__Records for the exercise__.
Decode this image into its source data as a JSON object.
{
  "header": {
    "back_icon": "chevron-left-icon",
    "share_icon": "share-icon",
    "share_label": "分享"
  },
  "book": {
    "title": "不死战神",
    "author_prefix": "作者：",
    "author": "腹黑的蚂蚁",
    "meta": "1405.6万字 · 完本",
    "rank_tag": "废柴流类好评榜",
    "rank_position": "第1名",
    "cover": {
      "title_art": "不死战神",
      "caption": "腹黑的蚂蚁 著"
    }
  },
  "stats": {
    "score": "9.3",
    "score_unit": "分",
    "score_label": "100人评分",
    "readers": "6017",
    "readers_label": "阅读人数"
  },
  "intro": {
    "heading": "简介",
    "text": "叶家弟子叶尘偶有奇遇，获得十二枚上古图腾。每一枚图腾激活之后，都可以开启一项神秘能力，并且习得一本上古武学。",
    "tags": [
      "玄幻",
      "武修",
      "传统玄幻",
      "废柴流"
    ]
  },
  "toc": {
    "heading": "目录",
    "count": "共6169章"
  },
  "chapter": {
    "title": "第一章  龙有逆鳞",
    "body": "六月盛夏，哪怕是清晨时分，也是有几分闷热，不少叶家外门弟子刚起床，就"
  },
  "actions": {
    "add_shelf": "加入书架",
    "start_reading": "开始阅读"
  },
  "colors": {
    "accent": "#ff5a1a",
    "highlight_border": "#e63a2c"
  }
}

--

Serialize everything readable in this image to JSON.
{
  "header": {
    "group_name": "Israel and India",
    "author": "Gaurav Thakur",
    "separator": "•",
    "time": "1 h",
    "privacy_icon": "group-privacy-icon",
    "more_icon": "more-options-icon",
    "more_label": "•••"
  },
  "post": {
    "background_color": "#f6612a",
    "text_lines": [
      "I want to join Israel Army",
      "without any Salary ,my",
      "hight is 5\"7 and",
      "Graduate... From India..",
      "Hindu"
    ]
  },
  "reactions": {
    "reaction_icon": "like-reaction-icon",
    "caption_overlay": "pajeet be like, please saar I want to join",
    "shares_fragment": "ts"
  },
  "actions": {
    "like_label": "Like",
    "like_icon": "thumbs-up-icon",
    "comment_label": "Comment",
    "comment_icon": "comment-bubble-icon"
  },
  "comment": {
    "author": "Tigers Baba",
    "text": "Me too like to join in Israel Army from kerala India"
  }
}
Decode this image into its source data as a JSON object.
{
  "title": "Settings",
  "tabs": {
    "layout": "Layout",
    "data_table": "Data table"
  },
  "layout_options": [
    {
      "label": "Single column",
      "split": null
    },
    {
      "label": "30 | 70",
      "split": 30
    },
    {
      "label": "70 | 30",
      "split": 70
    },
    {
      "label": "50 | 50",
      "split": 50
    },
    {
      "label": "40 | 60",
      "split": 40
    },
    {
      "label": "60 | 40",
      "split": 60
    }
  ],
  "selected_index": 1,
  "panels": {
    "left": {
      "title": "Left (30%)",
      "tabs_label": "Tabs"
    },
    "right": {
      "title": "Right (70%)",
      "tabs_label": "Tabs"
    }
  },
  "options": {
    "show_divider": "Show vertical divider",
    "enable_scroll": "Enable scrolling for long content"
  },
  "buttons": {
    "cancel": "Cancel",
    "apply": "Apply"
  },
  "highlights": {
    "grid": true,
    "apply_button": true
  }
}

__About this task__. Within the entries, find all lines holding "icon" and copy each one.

__Result of the task__.
    "back_icon": "chevron-left-icon",
    "share_icon": "share-icon",
    "privacy_icon": "group-privacy-icon",
    "more_icon": "more-options-icon",
    "reaction_icon": "like-reaction-icon",
    "like_icon": "thumbs-up-icon",
    "comment_icon": "comment-bubble-icon"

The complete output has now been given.